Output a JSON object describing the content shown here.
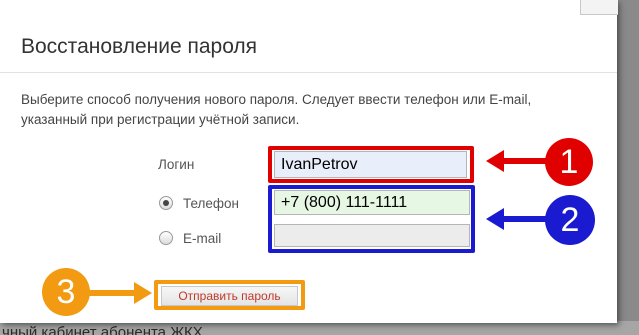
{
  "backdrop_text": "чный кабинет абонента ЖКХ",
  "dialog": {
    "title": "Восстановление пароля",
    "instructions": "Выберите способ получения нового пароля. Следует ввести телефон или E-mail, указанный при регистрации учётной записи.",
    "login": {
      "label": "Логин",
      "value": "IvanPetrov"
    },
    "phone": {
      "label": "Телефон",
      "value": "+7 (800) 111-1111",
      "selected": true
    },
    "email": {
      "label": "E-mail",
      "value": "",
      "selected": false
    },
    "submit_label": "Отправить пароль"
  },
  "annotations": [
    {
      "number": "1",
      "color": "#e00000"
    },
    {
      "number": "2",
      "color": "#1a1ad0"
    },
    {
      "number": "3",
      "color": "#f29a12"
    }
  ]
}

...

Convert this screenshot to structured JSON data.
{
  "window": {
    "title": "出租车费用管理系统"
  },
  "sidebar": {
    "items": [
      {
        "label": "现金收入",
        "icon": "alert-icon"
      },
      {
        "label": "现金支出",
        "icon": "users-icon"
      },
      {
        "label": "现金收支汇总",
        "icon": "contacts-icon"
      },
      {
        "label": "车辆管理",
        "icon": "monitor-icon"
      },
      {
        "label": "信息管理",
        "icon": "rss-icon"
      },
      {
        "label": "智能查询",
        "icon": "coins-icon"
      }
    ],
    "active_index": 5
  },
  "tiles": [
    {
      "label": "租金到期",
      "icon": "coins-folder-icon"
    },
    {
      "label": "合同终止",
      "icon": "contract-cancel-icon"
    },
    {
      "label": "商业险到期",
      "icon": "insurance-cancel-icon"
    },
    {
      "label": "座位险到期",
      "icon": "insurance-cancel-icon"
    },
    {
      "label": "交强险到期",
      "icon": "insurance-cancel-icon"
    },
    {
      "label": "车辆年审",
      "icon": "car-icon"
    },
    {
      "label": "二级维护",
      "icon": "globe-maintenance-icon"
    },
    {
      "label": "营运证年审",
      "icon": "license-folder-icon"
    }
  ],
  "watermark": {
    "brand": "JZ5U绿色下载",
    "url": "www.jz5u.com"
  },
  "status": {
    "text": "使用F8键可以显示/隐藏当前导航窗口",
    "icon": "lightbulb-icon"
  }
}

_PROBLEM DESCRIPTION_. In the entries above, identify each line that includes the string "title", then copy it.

_TASK SOLUTION_.
    "title": "Восстановление пароля",
    "title": "出租车费用管理系统"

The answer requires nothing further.